Beyond the Wall


One of my great delights in watching Game of Thrones for 6 seasons going on 7 has been watching Arya Stark, as played by Maisie Williams, grow up physically, mentally and spiritually. I find Arya to be absolutely enchanting, as would any devout Jungian.

Arya littlerally transforms from a little lost girl into a warrior woman on the archetypal scale of Boudicca, Brigantia and Diana/Artemis, the great huntress moon goddess who has informed the female warrior archetype for ages.


In Chrysalis Tarot, warrior goddess attributes are manifested in Morgan le Fay, the Sorceress, although our deck is chock-full of other strong female archetypes. C02That’s one of the qualities that sets Chrysalis apart.

I’m also an Arya Stark fan because, in the New Paradigm to come, it is strong women who will trailblaze the future of Western Civilization. Our civilization is presently in decline, as foreseen by most philosophers of history worth their salt and aware of historical cycles. But eventually it will give birth to a new civilization heralded by a Second Golden Age of culture.

A strong woman, mind you, is not a woman whose heart is set on being and behaving a man, like Cersei in GoT, but one who is fully and truly female in her own psyche.


Pictured above are Morgan le Fay. the Sorceress from Arthurian legend, and Queen Boudicca.

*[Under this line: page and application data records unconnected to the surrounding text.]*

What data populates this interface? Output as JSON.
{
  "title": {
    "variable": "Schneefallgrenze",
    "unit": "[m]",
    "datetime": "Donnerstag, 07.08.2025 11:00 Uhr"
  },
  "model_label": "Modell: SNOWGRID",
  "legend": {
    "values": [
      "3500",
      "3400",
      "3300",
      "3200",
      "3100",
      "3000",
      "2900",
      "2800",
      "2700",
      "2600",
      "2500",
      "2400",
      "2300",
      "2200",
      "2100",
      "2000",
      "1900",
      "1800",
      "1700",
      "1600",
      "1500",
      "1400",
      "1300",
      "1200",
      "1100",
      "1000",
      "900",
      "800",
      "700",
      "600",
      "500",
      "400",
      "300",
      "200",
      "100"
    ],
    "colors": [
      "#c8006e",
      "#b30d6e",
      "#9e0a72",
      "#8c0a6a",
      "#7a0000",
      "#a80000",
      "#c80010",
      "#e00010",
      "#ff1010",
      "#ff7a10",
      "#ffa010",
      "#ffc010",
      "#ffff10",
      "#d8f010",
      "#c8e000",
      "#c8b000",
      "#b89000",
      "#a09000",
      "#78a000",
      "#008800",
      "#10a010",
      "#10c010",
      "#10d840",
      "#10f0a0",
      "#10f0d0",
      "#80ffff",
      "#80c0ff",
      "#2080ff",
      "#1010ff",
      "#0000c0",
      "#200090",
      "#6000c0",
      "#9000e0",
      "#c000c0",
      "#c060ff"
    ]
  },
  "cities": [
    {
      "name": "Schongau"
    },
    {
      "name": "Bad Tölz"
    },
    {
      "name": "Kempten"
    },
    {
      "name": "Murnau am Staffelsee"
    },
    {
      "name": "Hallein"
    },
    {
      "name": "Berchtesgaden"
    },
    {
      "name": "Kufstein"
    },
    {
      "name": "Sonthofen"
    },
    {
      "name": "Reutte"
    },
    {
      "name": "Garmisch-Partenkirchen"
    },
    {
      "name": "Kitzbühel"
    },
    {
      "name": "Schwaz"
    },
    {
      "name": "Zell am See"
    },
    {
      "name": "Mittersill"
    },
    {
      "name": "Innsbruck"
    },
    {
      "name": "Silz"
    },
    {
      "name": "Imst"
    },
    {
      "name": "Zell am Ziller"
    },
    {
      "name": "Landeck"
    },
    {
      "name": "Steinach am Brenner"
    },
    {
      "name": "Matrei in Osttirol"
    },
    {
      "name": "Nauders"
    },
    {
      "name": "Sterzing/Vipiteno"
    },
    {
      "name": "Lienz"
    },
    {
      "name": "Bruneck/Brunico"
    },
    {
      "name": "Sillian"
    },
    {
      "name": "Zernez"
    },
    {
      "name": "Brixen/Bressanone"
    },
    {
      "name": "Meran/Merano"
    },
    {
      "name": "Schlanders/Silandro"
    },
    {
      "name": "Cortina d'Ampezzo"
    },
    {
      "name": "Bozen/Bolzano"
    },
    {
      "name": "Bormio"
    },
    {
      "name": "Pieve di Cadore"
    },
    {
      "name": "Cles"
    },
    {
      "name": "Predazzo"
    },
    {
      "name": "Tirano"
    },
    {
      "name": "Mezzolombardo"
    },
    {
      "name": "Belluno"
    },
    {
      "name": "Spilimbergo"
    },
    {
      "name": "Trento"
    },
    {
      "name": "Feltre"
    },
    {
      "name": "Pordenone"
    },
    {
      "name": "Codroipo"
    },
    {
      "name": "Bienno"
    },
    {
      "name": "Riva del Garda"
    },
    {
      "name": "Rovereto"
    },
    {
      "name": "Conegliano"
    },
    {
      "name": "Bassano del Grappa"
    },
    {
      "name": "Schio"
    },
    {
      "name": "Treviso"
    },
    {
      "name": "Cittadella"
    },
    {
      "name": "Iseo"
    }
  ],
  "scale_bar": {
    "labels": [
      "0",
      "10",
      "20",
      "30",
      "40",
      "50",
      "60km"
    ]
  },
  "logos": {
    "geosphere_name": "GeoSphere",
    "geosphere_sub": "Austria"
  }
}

The majestic statue of Queen Boudicca, Queen of the Celtic Iceni tribe that defeated the Romans, is located near Westminster Bridge in London.


3 thoughts on “Beyond the Wall

  1. I absolutely love the Chrysalis Tarot and am a regular follower on your blog. Though I have never watched Game of Thrones, characters such as Arya Stark appeal to me for all of the best reasons (myself being a woman being one of them). Many of the goddesses I can relate with, as well. For me, however, the disconnect between outward appearance and the traits of the goddesses has caused no small amount of angst for me. Why is it a requirement that every goddess must be outwardly beautiful and physically perfect? Is there a particular reason for this or is it strictly cultural? I am curious as to your views on this. Thanks. 🙂

    Liked by 1 person

    1. Thanks for your comment and question, Lynn. I’m sure much of it is cultural, as you suggest, although age and artistic preference also play roles. When goddesses are depicted in their maiden aspect, they understandably appear young and sexually appealing. As mothers and crones, more realistic interpretations often hold sway. In Chrysalis, Storyteller and The Watcher are crones whereas Ariadne and The Pilgrim are mothers.


Leave a Reply

Fill in your details below or click an icon to log in: Logo

You are commenting using your account. Log Out /  Change )

Facebook photo

You are commenting using your Facebook account. Log Out /  Change )

Connecting to %s